Shop vac hose adaptersThese 3 adapters should work for any hose and any vac, but measure your hose: size matters.
Counting for wall thickness, you will get, for the inner diameter (ID) about 1+3/16″. They are tapered so they will fit if you are close.
These plastic ends taper so the will snug up when you install the one that you want.
- 1.25 inch in 8 feet of hose with 3 end types to fit most vacs (optional wands and nozzles)
- here is a 2.5 inch 20-footer )
- You can find just the hose if you are willing to add the fittings on each end: this would be the lowest-cost option.
Wipe down your walls before priming/painting or your walls end up feeling like sandpaper:
Complete info for drywall priming and painting:
Before priming, you must dust the walls—start with the ceiling (even if you did no ceiling sanding…the dust flies up and sticks!)
You can use any broom, but a a treated pad is the fastest,and you will wipe down twice. This is a Wooster product (well-known to us in the biz) and it really grabs the dust. Never wash it: just shake it off outside. The shape fits into all corners and it is designed not to flip over.
Wooster is a paint/drywall tool company brand all the pros use, as much as Purdy and Benjamin Moore.
Use with a broomstick or the standard painter’s quick-lock types.
We use these for general house cleaning as well.
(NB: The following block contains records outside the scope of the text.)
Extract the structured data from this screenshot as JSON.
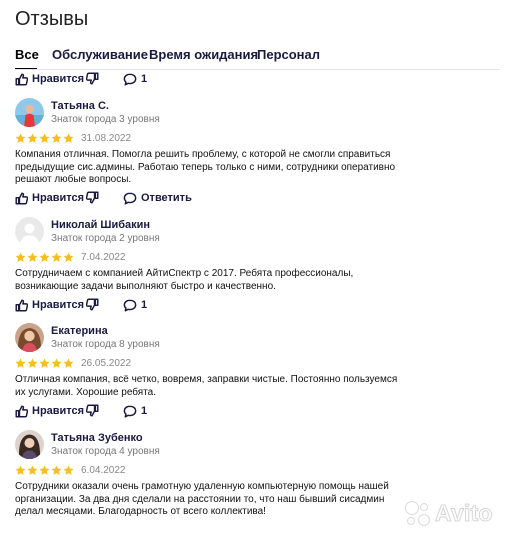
{
  "page": {
    "title": "Отзывы"
  },
  "tabs": [
    {
      "label": "Все",
      "active": true
    },
    {
      "label": "Обслуживание",
      "active": false
    },
    {
      "label": "Время ожидания",
      "active": false
    },
    {
      "label": "Персонал",
      "active": false
    }
  ],
  "top_actions": {
    "like_label": "Нравится",
    "comment_count": "1"
  },
  "reviews": [
    {
      "name": "Татьяна С.",
      "level": "Знаток города 3 уровня",
      "rating": 5,
      "date": "31.08.2022",
      "text": "Компания отличная. Помогла решить проблему, с которой не смогли справиться предыдущие сис.админы. Работаю теперь только с ними, сотрудники оперативно решают любые вопросы.",
      "like_label": "Нравится",
      "reply_label": "Ответить",
      "avatar_icon": "avatar-photo"
    },
    {
      "name": "Николай Шибакин",
      "level": "Знаток города 2 уровня",
      "rating": 5,
      "date": "7.04.2022",
      "text": "Сотрудничаем с компанией АйтиСпектр с 2017. Ребята профессионалы, возникающие задачи выполняют быстро и качественно.",
      "like_label": "Нравится",
      "comment_count": "1",
      "avatar_icon": "default-user-avatar"
    },
    {
      "name": "Екатерина",
      "level": "Знаток города 8 уровня",
      "rating": 5,
      "date": "26.05.2022",
      "text": "Отличная компания, всё четко, вовремя, заправки чистые. Постоянно пользуемся их услугами. Хорошие ребята.",
      "like_label": "Нравится",
      "comment_count": "1",
      "avatar_icon": "avatar-photo"
    },
    {
      "name": "Татьяна Зубенко",
      "level": "Знаток города 4 уровня",
      "rating": 5,
      "date": "6.04.2022",
      "text": "Сотрудники оказали очень грамотную удаленную компьютерную помощь нашей организации. За два дня сделали на расстоянии то, что наш бывший сисадмин делал месяцами. Благодарность от всего коллектива!",
      "avatar_icon": "avatar-photo"
    }
  ],
  "colors": {
    "star": "#f5bf1e",
    "link": "#1a1a40",
    "muted": "#777777"
  },
  "watermark": {
    "text": "Avito"
  }
}
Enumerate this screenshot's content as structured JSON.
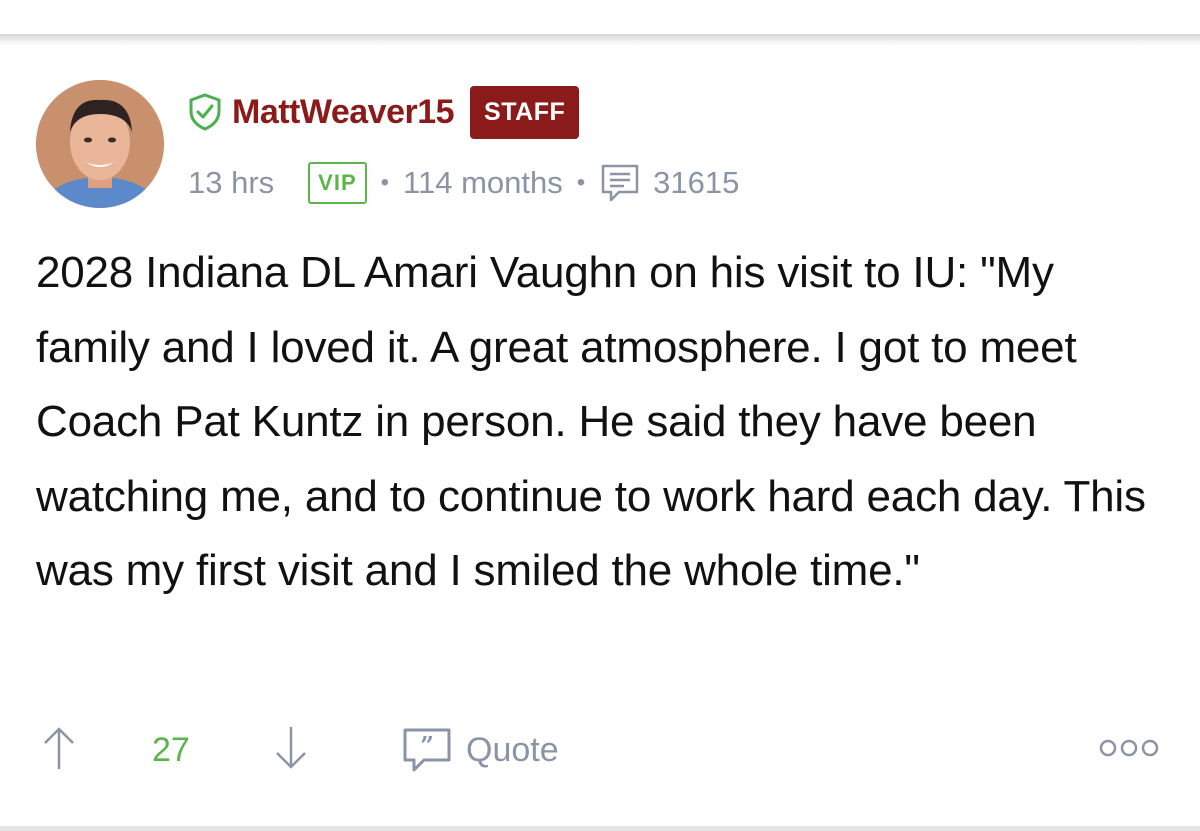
{
  "post": {
    "author": {
      "username": "MattWeaver15",
      "role_badge": "STAFF",
      "verified_icon": "shield-check-icon"
    },
    "meta": {
      "time_ago": "13 hrs",
      "membership_badge": "VIP",
      "separator": "•",
      "member_duration": "114 months",
      "post_count": "31615"
    },
    "body": "2028 Indiana DL Amari Vaughn on his visit to IU: \"My family and I loved it. A great atmosphere. I got to meet Coach Pat Kuntz in person. He said they have been watching me, and to continue to work hard each day. This was my first visit and I smiled the whole time.\"",
    "actions": {
      "upvote_icon": "arrow-up-icon",
      "upvote_count": "27",
      "downvote_icon": "arrow-down-icon",
      "quote_label": "Quote",
      "quote_icon": "quote-bubble-icon",
      "more_icon": "more-options-icon"
    }
  },
  "colors": {
    "staff": "#8b1a1a",
    "vip": "#5db54a",
    "meta_text": "#8a94a6",
    "verified": "#4caf50"
  }
}
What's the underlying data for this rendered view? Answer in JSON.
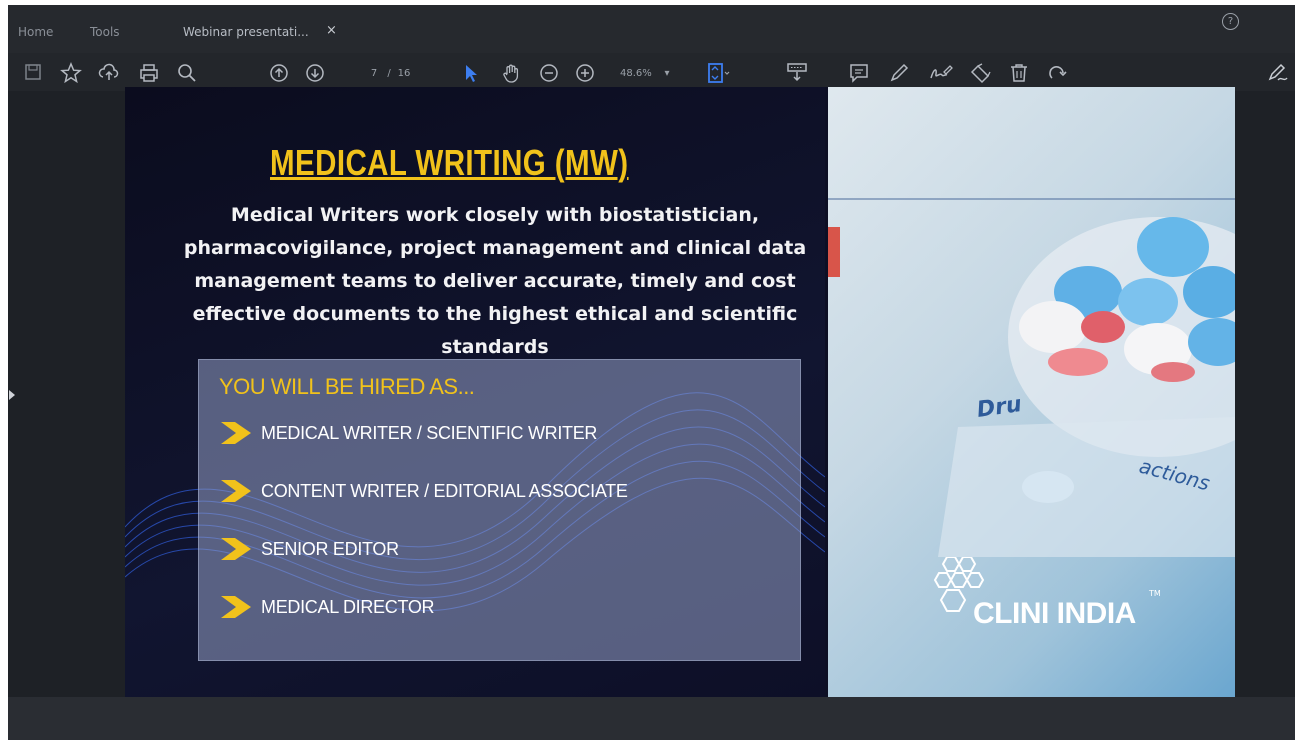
{
  "tabs": {
    "home": "Home",
    "tools": "Tools",
    "document": "Webinar presentati...",
    "close": "×"
  },
  "toolbar": {
    "page_current": "7",
    "page_separator": "/",
    "page_total": "16",
    "zoom": "48.6%",
    "icons": [
      "save-icon",
      "star-icon",
      "upload-icon",
      "print-icon",
      "search-icon",
      "page-up-icon",
      "page-down-icon",
      "select-cursor-icon",
      "hand-icon",
      "zoom-out-icon",
      "zoom-in-icon",
      "fit-page-icon",
      "stamp-icon",
      "comment-icon",
      "pen-icon",
      "sign-icon",
      "redact-icon",
      "delete-icon",
      "rotate-icon",
      "edit-icon"
    ]
  },
  "slide": {
    "title": "MEDICAL WRITING (MW)",
    "body": "Medical Writers work closely with biostatistician, pharmacovigilance, project management and clinical data management teams to deliver accurate, timely and cost effective documents to the highest ethical and scientific standards",
    "hired_heading": "YOU WILL BE HIRED AS...",
    "roles": [
      "MEDICAL WRITER / SCIENTIFIC WRITER",
      "CONTENT WRITER / EDITORIAL ASSOCIATE",
      "SENIOR EDITOR",
      "MEDICAL DIRECTOR"
    ],
    "logo": "CLINI INDIA",
    "logo_tm": "TM"
  },
  "colors": {
    "accent_yellow": "#f1c21b",
    "slide_bg": "#0d0f24",
    "tool_blue": "#3d7ef0"
  }
}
Ear protection is helpful with shop-vacs (as you know).
A good light is key to finding ridges before the primer (when everybody will see them).
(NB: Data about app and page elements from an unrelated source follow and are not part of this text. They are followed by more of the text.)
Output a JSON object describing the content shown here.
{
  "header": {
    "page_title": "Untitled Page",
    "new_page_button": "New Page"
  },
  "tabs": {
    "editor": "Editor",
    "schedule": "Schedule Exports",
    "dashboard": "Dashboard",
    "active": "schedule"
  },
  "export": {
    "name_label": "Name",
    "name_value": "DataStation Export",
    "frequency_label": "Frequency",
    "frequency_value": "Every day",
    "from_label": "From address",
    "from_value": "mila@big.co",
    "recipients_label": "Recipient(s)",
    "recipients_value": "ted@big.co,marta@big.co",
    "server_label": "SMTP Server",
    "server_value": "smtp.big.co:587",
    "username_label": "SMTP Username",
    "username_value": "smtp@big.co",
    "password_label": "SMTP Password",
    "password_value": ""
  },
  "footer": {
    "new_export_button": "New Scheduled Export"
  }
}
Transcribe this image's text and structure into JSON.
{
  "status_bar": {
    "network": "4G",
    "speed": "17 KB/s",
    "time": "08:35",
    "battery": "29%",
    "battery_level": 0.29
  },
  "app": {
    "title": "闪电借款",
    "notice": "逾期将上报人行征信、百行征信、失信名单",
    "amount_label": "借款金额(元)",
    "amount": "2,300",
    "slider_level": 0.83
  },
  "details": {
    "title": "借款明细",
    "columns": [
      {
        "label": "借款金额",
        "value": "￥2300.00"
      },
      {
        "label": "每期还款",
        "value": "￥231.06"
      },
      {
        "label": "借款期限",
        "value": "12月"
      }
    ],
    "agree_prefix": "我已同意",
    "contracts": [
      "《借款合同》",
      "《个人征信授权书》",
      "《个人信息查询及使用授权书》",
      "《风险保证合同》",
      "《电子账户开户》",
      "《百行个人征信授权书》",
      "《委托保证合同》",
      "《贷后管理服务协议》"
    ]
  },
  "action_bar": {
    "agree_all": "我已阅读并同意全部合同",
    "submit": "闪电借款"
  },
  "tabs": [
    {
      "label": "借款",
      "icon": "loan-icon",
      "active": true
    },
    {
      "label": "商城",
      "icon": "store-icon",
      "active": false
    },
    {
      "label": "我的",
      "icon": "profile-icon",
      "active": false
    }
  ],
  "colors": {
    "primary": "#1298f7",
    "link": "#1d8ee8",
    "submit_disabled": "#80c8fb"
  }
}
FUN TIME: Improvised dust-trapping shop-vac.
This video is a copy of a buddy’s idea to trap dust in water in the chamber of the vac with just the large-particle foam filter. We wonder if all the resistance we created will kill our motor. It’s a risk.
FAQ: What about wet sanding? Meh. It’s only ok for drywall sanding the 1st coat of mud at best. It does a poor job: the topcoats must be dry sanded unless you just don’t care. Fredo, don’t break my heart.
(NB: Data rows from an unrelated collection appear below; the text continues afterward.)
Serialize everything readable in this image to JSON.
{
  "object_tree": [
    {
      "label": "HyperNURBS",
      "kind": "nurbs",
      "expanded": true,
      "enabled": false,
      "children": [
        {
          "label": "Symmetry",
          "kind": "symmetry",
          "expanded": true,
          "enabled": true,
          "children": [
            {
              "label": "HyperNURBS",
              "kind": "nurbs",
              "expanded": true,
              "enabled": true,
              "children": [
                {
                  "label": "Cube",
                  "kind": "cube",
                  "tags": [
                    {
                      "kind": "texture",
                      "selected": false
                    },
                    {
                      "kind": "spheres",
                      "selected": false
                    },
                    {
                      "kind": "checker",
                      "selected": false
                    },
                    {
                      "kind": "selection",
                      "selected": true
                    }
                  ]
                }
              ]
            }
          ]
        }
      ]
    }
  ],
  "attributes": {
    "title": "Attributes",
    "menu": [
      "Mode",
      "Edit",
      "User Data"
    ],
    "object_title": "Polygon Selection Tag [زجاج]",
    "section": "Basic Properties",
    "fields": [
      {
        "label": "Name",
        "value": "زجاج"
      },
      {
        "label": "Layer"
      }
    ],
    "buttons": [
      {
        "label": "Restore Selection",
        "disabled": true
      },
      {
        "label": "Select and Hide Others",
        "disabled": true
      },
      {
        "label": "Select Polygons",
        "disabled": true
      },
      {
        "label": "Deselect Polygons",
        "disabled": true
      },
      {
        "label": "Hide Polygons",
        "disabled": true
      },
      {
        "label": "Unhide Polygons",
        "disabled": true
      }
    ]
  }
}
Here is a short video showing that wet sanding ain’t all it’s cracked up to be
* The Ultimatedream come true: . This drywall vacuum sander is pricey but it’s also the drywall tool company that makes you money. No more ladders or stilts with the extenders,(only 12 lbs with TWO extensions).
A less expensive way to go is to get them separately (but you don’t get some extras like extender pipe):
- the drywall dust extractor (the same sander) which also powers your drywall sander
- the drywall sander with no extras.
Festool drywall sanders, maybe the best drywall sander. Read the Fezer & Stoll company story: very cool.
- variable suction control on the unit
- virtually dust-free sanding
- this company stands behind their tools.
- 3-year warranty
- Festool’s video: getting started, and some of its features